The NHTSA also reports that in 2011, more than 3,300 people were killed and 387,000 injured in crashes that involved a distracted driver who may have been talking, texting or searching for music. Texting while driving has now become the biggest cause of teen deaths in the nation, too—more than 3,000 teenagers are killed each year while texting and driving, while 2,700 are killed from driving while drinking.
If you're the parent of a driving teen, this has got to scare you. Fortunately, there are a number of apps that can help your teen be a safer driver.
Using GPS, this app cuts off the driver's ability to text if the car is moving more quickly than 10 mph.
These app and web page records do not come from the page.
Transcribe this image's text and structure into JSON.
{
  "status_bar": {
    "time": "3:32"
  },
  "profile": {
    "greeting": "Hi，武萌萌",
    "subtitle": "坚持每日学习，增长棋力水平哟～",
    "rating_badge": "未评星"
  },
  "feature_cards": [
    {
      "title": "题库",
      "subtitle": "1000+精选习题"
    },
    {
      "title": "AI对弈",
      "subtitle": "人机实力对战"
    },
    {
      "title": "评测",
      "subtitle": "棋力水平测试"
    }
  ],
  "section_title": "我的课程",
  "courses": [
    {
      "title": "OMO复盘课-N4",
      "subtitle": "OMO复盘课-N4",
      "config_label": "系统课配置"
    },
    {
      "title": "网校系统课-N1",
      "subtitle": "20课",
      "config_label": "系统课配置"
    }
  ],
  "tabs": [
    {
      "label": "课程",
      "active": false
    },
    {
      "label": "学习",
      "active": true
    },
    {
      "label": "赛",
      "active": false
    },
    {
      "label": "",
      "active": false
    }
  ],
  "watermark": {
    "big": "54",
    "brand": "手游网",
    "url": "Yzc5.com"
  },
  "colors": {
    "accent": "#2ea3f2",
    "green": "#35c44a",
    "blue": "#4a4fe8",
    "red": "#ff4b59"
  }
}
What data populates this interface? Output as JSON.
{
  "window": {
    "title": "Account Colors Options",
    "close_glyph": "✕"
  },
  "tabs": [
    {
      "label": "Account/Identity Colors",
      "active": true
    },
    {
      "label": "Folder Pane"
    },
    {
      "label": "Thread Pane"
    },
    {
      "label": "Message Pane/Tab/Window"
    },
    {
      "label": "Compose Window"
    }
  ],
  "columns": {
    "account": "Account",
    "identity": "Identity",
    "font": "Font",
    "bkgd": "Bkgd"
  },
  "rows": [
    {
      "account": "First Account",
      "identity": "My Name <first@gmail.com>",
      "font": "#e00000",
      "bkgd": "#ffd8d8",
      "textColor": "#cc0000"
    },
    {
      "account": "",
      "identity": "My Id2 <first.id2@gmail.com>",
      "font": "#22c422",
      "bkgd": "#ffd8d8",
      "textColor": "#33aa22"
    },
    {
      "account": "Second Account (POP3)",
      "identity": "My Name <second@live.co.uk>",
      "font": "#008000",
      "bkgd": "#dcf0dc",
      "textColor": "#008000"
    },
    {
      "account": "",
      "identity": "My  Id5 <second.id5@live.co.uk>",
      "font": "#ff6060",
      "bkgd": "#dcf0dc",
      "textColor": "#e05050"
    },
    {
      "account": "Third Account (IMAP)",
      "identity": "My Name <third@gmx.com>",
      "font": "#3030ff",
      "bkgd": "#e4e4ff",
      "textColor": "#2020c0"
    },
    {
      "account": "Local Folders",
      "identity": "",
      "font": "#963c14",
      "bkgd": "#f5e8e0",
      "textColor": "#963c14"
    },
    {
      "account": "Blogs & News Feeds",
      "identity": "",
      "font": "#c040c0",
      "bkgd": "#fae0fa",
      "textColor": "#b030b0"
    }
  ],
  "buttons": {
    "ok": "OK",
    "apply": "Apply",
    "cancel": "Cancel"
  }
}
Any attempt to text when the vehicle is driving causes the app to disable texting, including receiving or responding to any text messages.
A passenger can use this device by requesting an override, but it is only allowed through an administrator, such as a parent. If the cell phone user tries to remove the app, the app notifies the administrator. This app is currently only available on Android phones and incurs a one-time $29.99 charge.
For iPhone and Android users, this $3.99 per month app doesn’t shut down communications, but instead reads text messages and emails out loud in real time. It removes the reason to manually handle the phone, so your teen doesn’t have to take his or her eyes off the road. It can’t be used to reply, but auto-responses can be set.
When it’s time to explore the best cars for sale for your teen, safety is often a huge factor in making the right choice. Until now, there hasn’t been an easy way to access data such as crash test analysis, recalls and complaints from the NHTSA. With the release of the agency’s free SaferCar app for iOS devices, this provides easy access to all of this important safety information just by scanning a car’s VIN. After you’ve purchased the car, the app can also provide alerts to news and recall notices.
Where Did I Park?
It’s easy to forget where you parked your car when going to the mall or some other place with a huge parking garage. Not only can it cause teens to panic, but this can be a safety issue if they are caught wandering around in the dark.
Where Did I Park? is a free app for iOS, Android and Windows Phone users that helps locate a vehicle quickly. Just touch “I parked here” when leaving the car, and a compass view will point the way back to it. The user can also use Navigation for directions if necessary.